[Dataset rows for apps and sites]

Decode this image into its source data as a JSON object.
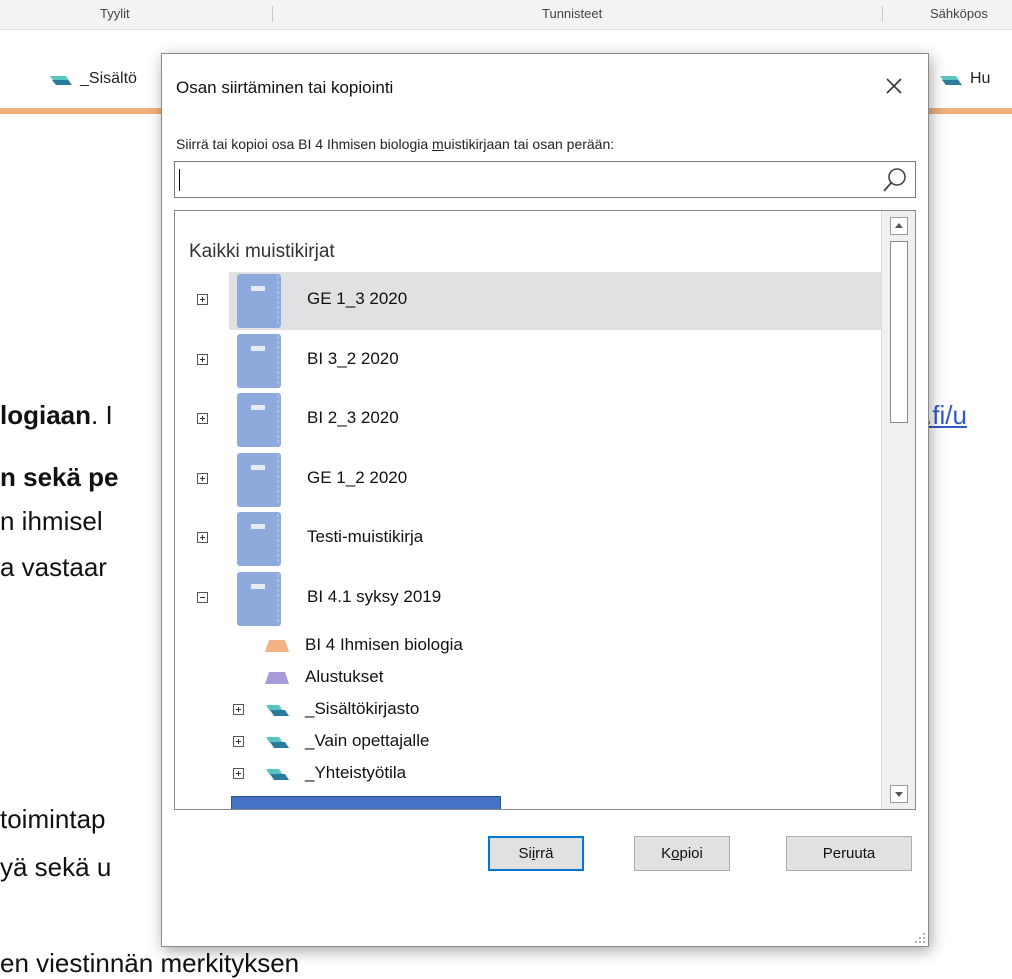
{
  "ribbon": {
    "groups": [
      "Tyylit",
      "Tunnisteet",
      "Sähköpos"
    ]
  },
  "section_tabs": {
    "left": "_Sisältö",
    "right": "Hu"
  },
  "background_text": {
    "line1_left": "logiaan",
    "line1_after": ". I",
    "line1_link": ".fi/u",
    "line2": "n sekä pe",
    "line3": "n ihmisel",
    "line4": "a vastaar",
    "line5": "toimintap",
    "line6": "yä sekä u",
    "line7": "en viestinnän merkityksen"
  },
  "dialog": {
    "title": "Osan siirtäminen tai kopiointi",
    "prompt_before": "Siirrä tai kopioi osa BI 4 Ihmisen biologia ",
    "prompt_underlined": "m",
    "prompt_after": "uistikirjaan tai osan perään:",
    "search_value": "",
    "list_header": "Kaikki muistikirjat",
    "notebooks": [
      {
        "label": "GE 1_3 2020",
        "expanded": false,
        "selected": true
      },
      {
        "label": "BI 3_2 2020",
        "expanded": false,
        "selected": false
      },
      {
        "label": "BI 2_3 2020",
        "expanded": false,
        "selected": false
      },
      {
        "label": "GE 1_2 2020",
        "expanded": false,
        "selected": false
      },
      {
        "label": "Testi-muistikirja",
        "expanded": false,
        "selected": false
      },
      {
        "label": "BI 4.1 syksy 2019",
        "expanded": true,
        "selected": false
      }
    ],
    "sections": [
      {
        "label": "BI 4 Ihmisen biologia",
        "kind": "section",
        "color": "#f4b183"
      },
      {
        "label": "Alustukset",
        "kind": "section",
        "color": "#a99ad8"
      },
      {
        "label": "_Sisältökirjasto",
        "kind": "group",
        "color": "#3f9fb0"
      },
      {
        "label": "_Vain opettajalle",
        "kind": "group",
        "color": "#3f9fb0"
      },
      {
        "label": "_Yhteistyötila",
        "kind": "group",
        "color": "#3f9fb0"
      }
    ],
    "buttons": {
      "move_before": "Si",
      "move_underlined": "i",
      "move_after": "rrä",
      "copy_before": "K",
      "copy_underlined": "o",
      "copy_after": "pioi",
      "cancel": "Peruuta"
    }
  },
  "colors": {
    "notebook_icon": "#8ea9db",
    "redaction": "#4472c4",
    "accent_line": "#f0b07c",
    "link": "#3458c9"
  }
}
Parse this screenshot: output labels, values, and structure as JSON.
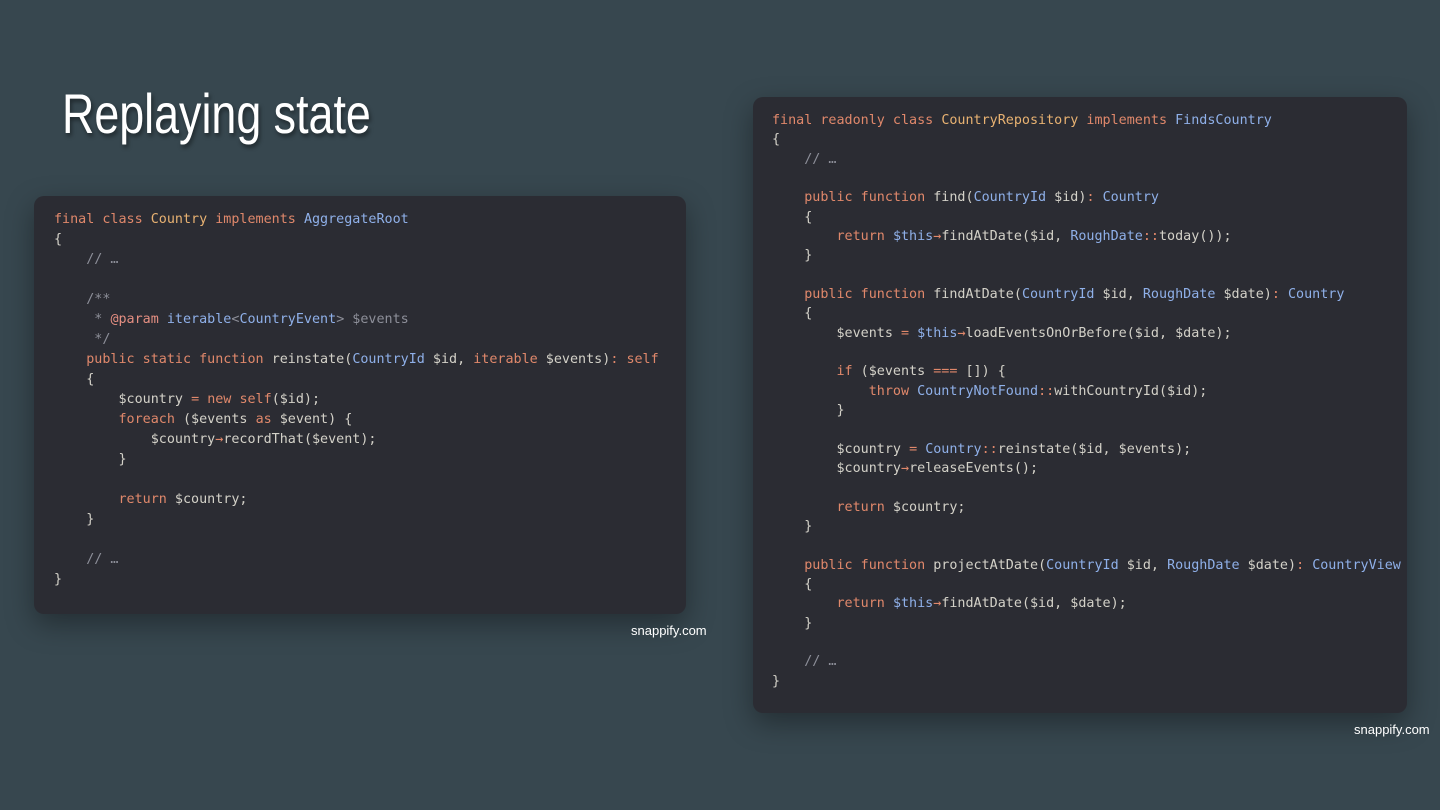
{
  "slide": {
    "title": "Replaying state"
  },
  "theme": {
    "background": "#37474f",
    "window": "#2b2c33",
    "text": "#d3d1c8",
    "keyword": "#e0886b",
    "type": "#e8b272",
    "identifier": "#8fb0e9",
    "variable": "#d3d1c8",
    "function": "#d3d1c8",
    "comment": "#8d8f99",
    "doc_tag": "#e58f82",
    "operator": "#e0886b"
  },
  "code_windows": [
    {
      "name": "country-aggregate",
      "language": "php",
      "lines": [
        [
          [
            "final class ",
            "keyword"
          ],
          [
            "Country",
            "type"
          ],
          [
            " implements ",
            "keyword"
          ],
          [
            "AggregateRoot",
            "identifier"
          ]
        ],
        [
          [
            "{",
            "plain"
          ]
        ],
        [
          [
            "    // …",
            "comment"
          ]
        ],
        [
          [
            "",
            "plain"
          ]
        ],
        [
          [
            "    /**",
            "comment"
          ]
        ],
        [
          [
            "     * ",
            "comment"
          ],
          [
            "@param",
            "doc_tag"
          ],
          [
            " iterable",
            "identifier"
          ],
          [
            "<",
            "comment"
          ],
          [
            "CountryEvent",
            "identifier"
          ],
          [
            "> $events",
            "comment"
          ]
        ],
        [
          [
            "     */",
            "comment"
          ]
        ],
        [
          [
            "    ",
            "plain"
          ],
          [
            "public static function ",
            "keyword"
          ],
          [
            "reinstate",
            "function"
          ],
          [
            "(",
            "plain"
          ],
          [
            "CountryId",
            "identifier"
          ],
          [
            " $id, ",
            "plain"
          ],
          [
            "iterable",
            "keyword"
          ],
          [
            " $events)",
            "plain"
          ],
          [
            ": ",
            "keyword"
          ],
          [
            "self",
            "keyword"
          ]
        ],
        [
          [
            "    {",
            "plain"
          ]
        ],
        [
          [
            "        $country ",
            "plain"
          ],
          [
            "= ",
            "operator"
          ],
          [
            "new ",
            "keyword"
          ],
          [
            "self",
            "keyword"
          ],
          [
            "($id);",
            "plain"
          ]
        ],
        [
          [
            "        ",
            "plain"
          ],
          [
            "foreach",
            "keyword"
          ],
          [
            " ($events ",
            "plain"
          ],
          [
            "as",
            "keyword"
          ],
          [
            " $event) {",
            "plain"
          ]
        ],
        [
          [
            "            $country",
            "plain"
          ],
          [
            "→",
            "operator"
          ],
          [
            "recordThat",
            "function"
          ],
          [
            "($event);",
            "plain"
          ]
        ],
        [
          [
            "        }",
            "plain"
          ]
        ],
        [
          [
            "",
            "plain"
          ]
        ],
        [
          [
            "        ",
            "plain"
          ],
          [
            "return",
            "keyword"
          ],
          [
            " $country;",
            "plain"
          ]
        ],
        [
          [
            "    }",
            "plain"
          ]
        ],
        [
          [
            "",
            "plain"
          ]
        ],
        [
          [
            "    // …",
            "comment"
          ]
        ],
        [
          [
            "}",
            "plain"
          ]
        ]
      ],
      "watermark": "snappify.com"
    },
    {
      "name": "country-repository",
      "language": "php",
      "lines": [
        [
          [
            "final readonly class ",
            "keyword"
          ],
          [
            "CountryRepository",
            "type"
          ],
          [
            " implements ",
            "keyword"
          ],
          [
            "FindsCountry",
            "identifier"
          ]
        ],
        [
          [
            "{",
            "plain"
          ]
        ],
        [
          [
            "    // …",
            "comment"
          ]
        ],
        [
          [
            "",
            "plain"
          ]
        ],
        [
          [
            "    ",
            "plain"
          ],
          [
            "public function ",
            "keyword"
          ],
          [
            "find",
            "function"
          ],
          [
            "(",
            "plain"
          ],
          [
            "CountryId",
            "identifier"
          ],
          [
            " $id)",
            "plain"
          ],
          [
            ": ",
            "keyword"
          ],
          [
            "Country",
            "identifier"
          ]
        ],
        [
          [
            "    {",
            "plain"
          ]
        ],
        [
          [
            "        ",
            "plain"
          ],
          [
            "return",
            "keyword"
          ],
          [
            " ",
            "plain"
          ],
          [
            "$this",
            "identifier"
          ],
          [
            "→",
            "operator"
          ],
          [
            "findAtDate",
            "function"
          ],
          [
            "($id, ",
            "plain"
          ],
          [
            "RoughDate",
            "identifier"
          ],
          [
            "::",
            "operator"
          ],
          [
            "today",
            "function"
          ],
          [
            "());",
            "plain"
          ]
        ],
        [
          [
            "    }",
            "plain"
          ]
        ],
        [
          [
            "",
            "plain"
          ]
        ],
        [
          [
            "    ",
            "plain"
          ],
          [
            "public function ",
            "keyword"
          ],
          [
            "findAtDate",
            "function"
          ],
          [
            "(",
            "plain"
          ],
          [
            "CountryId",
            "identifier"
          ],
          [
            " $id, ",
            "plain"
          ],
          [
            "RoughDate",
            "identifier"
          ],
          [
            " $date)",
            "plain"
          ],
          [
            ": ",
            "keyword"
          ],
          [
            "Country",
            "identifier"
          ]
        ],
        [
          [
            "    {",
            "plain"
          ]
        ],
        [
          [
            "        $events ",
            "plain"
          ],
          [
            "= ",
            "operator"
          ],
          [
            "$this",
            "identifier"
          ],
          [
            "→",
            "operator"
          ],
          [
            "loadEventsOnOrBefore",
            "function"
          ],
          [
            "($id, $date);",
            "plain"
          ]
        ],
        [
          [
            "",
            "plain"
          ]
        ],
        [
          [
            "        ",
            "plain"
          ],
          [
            "if",
            "keyword"
          ],
          [
            " ($events ",
            "plain"
          ],
          [
            "===",
            "operator"
          ],
          [
            " []) {",
            "plain"
          ]
        ],
        [
          [
            "            ",
            "plain"
          ],
          [
            "throw",
            "keyword"
          ],
          [
            " ",
            "plain"
          ],
          [
            "CountryNotFound",
            "identifier"
          ],
          [
            "::",
            "operator"
          ],
          [
            "withCountryId",
            "function"
          ],
          [
            "($id);",
            "plain"
          ]
        ],
        [
          [
            "        }",
            "plain"
          ]
        ],
        [
          [
            "",
            "plain"
          ]
        ],
        [
          [
            "        $country ",
            "plain"
          ],
          [
            "= ",
            "operator"
          ],
          [
            "Country",
            "identifier"
          ],
          [
            "::",
            "operator"
          ],
          [
            "reinstate",
            "function"
          ],
          [
            "($id, $events);",
            "plain"
          ]
        ],
        [
          [
            "        $country",
            "plain"
          ],
          [
            "→",
            "operator"
          ],
          [
            "releaseEvents",
            "function"
          ],
          [
            "();",
            "plain"
          ]
        ],
        [
          [
            "",
            "plain"
          ]
        ],
        [
          [
            "        ",
            "plain"
          ],
          [
            "return",
            "keyword"
          ],
          [
            " $country;",
            "plain"
          ]
        ],
        [
          [
            "    }",
            "plain"
          ]
        ],
        [
          [
            "",
            "plain"
          ]
        ],
        [
          [
            "    ",
            "plain"
          ],
          [
            "public function ",
            "keyword"
          ],
          [
            "projectAtDate",
            "function"
          ],
          [
            "(",
            "plain"
          ],
          [
            "CountryId",
            "identifier"
          ],
          [
            " $id, ",
            "plain"
          ],
          [
            "RoughDate",
            "identifier"
          ],
          [
            " $date)",
            "plain"
          ],
          [
            ": ",
            "keyword"
          ],
          [
            "CountryView",
            "identifier"
          ]
        ],
        [
          [
            "    {",
            "plain"
          ]
        ],
        [
          [
            "        ",
            "plain"
          ],
          [
            "return",
            "keyword"
          ],
          [
            " ",
            "plain"
          ],
          [
            "$this",
            "identifier"
          ],
          [
            "→",
            "operator"
          ],
          [
            "findAtDate",
            "function"
          ],
          [
            "($id, $date);",
            "plain"
          ]
        ],
        [
          [
            "    }",
            "plain"
          ]
        ],
        [
          [
            "",
            "plain"
          ]
        ],
        [
          [
            "    // …",
            "comment"
          ]
        ],
        [
          [
            "}",
            "plain"
          ]
        ]
      ],
      "watermark": "snappify.com"
    }
  ]
}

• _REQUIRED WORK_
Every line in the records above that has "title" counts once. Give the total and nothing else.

• _ANSWER TO THIS TASK_
2